--- Exercise data Enclosed Below ---

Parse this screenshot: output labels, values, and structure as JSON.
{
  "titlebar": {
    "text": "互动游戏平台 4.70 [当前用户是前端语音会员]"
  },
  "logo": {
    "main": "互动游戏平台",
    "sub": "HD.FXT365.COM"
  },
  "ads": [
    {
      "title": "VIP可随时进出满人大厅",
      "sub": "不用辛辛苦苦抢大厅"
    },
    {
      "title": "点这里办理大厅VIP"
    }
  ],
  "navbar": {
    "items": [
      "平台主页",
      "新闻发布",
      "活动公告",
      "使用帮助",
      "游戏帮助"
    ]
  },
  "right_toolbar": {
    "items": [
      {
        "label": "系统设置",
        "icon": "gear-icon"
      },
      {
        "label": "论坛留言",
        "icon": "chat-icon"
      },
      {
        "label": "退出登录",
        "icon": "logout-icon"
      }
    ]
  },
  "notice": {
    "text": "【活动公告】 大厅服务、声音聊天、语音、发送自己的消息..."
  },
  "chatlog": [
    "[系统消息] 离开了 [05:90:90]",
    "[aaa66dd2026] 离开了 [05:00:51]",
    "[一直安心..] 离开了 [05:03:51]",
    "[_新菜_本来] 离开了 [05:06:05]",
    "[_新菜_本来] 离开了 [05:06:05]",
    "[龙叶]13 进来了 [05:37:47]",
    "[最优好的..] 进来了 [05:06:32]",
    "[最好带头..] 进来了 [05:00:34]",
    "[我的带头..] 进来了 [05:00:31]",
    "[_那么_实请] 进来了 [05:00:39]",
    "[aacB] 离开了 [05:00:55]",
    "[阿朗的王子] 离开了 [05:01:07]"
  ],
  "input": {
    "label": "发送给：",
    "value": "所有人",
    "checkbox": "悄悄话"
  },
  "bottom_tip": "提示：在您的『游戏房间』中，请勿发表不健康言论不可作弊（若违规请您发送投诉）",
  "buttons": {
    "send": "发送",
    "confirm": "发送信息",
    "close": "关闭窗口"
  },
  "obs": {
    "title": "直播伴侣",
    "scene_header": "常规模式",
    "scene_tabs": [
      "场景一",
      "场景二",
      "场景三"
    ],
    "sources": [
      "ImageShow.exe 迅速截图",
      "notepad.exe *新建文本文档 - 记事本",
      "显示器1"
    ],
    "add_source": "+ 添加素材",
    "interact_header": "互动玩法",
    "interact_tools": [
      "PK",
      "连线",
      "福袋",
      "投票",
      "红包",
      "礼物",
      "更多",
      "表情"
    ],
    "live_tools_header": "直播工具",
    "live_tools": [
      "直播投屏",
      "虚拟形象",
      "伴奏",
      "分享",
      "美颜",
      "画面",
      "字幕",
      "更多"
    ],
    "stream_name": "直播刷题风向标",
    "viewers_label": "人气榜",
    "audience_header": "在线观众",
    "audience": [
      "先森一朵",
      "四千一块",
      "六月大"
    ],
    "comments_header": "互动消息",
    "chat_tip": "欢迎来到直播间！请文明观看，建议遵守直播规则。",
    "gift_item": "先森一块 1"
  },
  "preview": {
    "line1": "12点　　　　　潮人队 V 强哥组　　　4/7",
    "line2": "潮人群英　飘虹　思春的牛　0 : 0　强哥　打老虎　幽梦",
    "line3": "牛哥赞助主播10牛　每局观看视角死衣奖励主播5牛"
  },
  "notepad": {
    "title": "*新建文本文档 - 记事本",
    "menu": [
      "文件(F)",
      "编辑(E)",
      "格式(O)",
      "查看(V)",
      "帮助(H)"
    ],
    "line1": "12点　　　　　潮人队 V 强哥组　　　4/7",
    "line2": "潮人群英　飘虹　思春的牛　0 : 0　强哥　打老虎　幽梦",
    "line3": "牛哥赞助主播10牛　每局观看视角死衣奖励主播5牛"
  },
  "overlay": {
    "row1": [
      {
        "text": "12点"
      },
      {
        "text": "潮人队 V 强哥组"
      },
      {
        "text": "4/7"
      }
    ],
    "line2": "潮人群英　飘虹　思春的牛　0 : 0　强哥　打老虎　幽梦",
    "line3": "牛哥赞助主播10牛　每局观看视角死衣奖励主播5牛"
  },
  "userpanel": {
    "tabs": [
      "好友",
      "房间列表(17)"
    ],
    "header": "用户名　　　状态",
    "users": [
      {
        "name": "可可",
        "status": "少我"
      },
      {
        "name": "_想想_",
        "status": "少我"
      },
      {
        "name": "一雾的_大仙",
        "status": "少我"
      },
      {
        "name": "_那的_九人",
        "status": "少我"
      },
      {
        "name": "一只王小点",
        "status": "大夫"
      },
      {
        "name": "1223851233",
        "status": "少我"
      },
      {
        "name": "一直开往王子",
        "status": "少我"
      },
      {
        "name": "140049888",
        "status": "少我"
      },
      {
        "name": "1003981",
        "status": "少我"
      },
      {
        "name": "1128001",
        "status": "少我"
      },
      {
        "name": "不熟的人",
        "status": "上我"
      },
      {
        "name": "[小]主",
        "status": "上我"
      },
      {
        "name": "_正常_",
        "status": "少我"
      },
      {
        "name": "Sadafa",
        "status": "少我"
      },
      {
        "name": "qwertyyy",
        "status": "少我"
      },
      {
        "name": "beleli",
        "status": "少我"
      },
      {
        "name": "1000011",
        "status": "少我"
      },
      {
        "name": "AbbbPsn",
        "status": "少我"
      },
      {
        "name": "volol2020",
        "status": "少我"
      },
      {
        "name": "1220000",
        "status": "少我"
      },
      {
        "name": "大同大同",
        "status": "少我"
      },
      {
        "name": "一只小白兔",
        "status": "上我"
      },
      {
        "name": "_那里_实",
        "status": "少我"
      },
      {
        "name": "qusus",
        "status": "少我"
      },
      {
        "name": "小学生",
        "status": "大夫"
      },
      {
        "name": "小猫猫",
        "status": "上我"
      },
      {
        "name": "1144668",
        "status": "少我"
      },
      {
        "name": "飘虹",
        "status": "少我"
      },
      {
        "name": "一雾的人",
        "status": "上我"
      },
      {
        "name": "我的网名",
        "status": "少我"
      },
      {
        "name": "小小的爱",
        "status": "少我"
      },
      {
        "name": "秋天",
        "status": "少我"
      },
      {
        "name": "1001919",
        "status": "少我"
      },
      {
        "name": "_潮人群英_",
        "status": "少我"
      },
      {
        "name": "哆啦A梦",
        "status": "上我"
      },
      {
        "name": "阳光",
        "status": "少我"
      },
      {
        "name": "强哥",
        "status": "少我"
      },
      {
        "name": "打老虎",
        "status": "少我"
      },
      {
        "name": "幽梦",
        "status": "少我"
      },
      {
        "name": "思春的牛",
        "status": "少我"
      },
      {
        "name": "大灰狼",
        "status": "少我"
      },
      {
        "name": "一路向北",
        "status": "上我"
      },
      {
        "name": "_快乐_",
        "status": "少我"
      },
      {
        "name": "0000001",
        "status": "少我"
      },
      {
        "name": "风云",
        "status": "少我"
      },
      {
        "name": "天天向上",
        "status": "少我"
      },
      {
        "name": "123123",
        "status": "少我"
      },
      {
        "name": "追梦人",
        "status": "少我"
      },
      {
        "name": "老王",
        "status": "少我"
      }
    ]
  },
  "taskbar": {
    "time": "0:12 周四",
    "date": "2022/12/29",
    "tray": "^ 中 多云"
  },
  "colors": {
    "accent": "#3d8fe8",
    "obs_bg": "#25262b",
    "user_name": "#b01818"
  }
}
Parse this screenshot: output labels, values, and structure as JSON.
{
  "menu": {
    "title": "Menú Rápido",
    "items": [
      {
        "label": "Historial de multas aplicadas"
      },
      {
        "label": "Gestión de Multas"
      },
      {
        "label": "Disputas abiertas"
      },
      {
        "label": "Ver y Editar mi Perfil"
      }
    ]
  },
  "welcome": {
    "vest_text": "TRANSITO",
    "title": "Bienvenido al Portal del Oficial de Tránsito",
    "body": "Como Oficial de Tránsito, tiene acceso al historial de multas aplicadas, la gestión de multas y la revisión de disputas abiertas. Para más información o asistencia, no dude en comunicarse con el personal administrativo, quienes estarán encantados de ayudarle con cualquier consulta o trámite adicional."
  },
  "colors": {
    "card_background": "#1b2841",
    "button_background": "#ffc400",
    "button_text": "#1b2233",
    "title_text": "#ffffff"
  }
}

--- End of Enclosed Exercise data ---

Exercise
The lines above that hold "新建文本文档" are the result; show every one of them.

Result
      "notepad.exe *新建文本文档 - 记事本",
    "title": "*新建文本文档 - 记事本",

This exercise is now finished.